The current state and future fate of the 'High Asian water towers' (i.e., freshwater reservoirs at high elevations) are of central importance for water, food, and power supply of densely populated regions in south, east, and central Asia. In addition to the highly seasonal summer rainfall, winter precipitation is important for snowmelt and discharge in the pre-monsoon season. Runoff from snow is especially significant in the central Asian and western Himalayan regions, where hundreds of millions of people reside.
This project aims to advance our current understanding of climate processes on regional-to-continental scales and how they affect the water balance in the High Asia Mountains. It focuses on multiannual-to-decadal variations in the Indian Summer Monsoon (ISM) and winter western disturbances (WD) and their impacts on rainfall, snow and runoff variability in High Asia. The investigators will: 1) characterize and investigate multi-annual-to-decadal variations in the ISM and WD and their regional impacts on the surface water budget, 2) examine the spatiotemporal variability of the surface water budget including changes in rainfall and snow and their relative roles in driving runoff variations in High Asia, and 3) develop case studies to investigate changes in ISM and WD and their influences on the long-term variability of snow and associated runoff in the High Asia Mountains.

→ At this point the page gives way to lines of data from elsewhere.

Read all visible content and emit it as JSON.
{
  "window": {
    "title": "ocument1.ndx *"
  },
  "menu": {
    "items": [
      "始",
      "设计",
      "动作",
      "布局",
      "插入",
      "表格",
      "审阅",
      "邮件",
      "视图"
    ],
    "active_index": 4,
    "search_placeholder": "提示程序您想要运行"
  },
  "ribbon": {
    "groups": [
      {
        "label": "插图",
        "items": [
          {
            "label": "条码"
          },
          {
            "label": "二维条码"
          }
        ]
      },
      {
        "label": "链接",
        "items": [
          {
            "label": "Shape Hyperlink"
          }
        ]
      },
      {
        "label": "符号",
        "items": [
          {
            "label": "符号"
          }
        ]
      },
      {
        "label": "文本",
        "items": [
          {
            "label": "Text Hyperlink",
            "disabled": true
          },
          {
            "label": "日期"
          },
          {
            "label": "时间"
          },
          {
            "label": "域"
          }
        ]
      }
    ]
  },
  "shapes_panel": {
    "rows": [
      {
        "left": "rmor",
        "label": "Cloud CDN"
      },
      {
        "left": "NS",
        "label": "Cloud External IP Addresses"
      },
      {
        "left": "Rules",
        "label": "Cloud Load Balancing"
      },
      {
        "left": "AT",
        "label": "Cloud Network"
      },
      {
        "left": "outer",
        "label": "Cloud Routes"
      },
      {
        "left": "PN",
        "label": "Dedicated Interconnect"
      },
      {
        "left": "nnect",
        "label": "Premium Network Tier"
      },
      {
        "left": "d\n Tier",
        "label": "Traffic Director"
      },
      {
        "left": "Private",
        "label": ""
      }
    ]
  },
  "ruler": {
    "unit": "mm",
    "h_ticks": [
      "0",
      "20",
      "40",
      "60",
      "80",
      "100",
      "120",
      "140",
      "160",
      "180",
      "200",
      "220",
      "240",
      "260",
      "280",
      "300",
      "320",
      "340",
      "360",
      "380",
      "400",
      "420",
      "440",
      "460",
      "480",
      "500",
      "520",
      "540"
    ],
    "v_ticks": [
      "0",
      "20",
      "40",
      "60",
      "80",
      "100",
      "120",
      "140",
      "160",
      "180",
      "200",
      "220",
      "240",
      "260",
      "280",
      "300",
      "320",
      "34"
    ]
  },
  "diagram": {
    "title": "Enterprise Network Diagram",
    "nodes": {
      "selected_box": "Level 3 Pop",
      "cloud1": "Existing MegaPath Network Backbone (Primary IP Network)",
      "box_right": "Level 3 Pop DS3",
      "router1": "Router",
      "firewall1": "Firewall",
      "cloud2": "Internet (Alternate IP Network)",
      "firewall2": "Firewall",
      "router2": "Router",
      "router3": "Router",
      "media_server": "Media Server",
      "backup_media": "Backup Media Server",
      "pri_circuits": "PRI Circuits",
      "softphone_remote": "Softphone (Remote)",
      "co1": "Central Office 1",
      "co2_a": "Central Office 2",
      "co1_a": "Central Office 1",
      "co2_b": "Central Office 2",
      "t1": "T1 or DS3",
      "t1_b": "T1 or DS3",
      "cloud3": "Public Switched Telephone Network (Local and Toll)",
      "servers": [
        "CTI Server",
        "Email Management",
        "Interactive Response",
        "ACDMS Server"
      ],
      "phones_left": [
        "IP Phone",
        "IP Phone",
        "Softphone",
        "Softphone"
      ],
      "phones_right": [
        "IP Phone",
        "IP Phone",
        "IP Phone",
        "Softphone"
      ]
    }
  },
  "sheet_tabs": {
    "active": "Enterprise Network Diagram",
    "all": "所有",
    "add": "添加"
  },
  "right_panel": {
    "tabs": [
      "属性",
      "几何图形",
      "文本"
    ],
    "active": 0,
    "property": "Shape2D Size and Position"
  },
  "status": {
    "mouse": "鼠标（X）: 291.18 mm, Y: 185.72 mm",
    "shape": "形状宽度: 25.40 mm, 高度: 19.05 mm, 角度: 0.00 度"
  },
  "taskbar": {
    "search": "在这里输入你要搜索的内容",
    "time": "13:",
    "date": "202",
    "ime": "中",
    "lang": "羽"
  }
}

The broader impacts of this project involve scientific and educational components. This work will characterize and analyze the physical and dynamical processes associated with multi-annual-to-decadal variations in the Indian Summer Monsoon, winter western disturbances, rain, snowfall and surface runoff in the High Asia Mountains. It will produce unique observational and modeling data and validation results that will be available to the climate, hydrology, and geomorphology research community. Further understanding of the physical processes associated with rain, snow, glacial and snowmelt waters in the High Asia will bring significant benefits for society. The nature of this problem requires scientific expertise and educational training in different disciplines: meteorology, hydrology, and geomorphology. The project will support and involve two Ph.D. graduate students and broaden graduate classes in the Department of Geography at the University of California in Santa Barbara.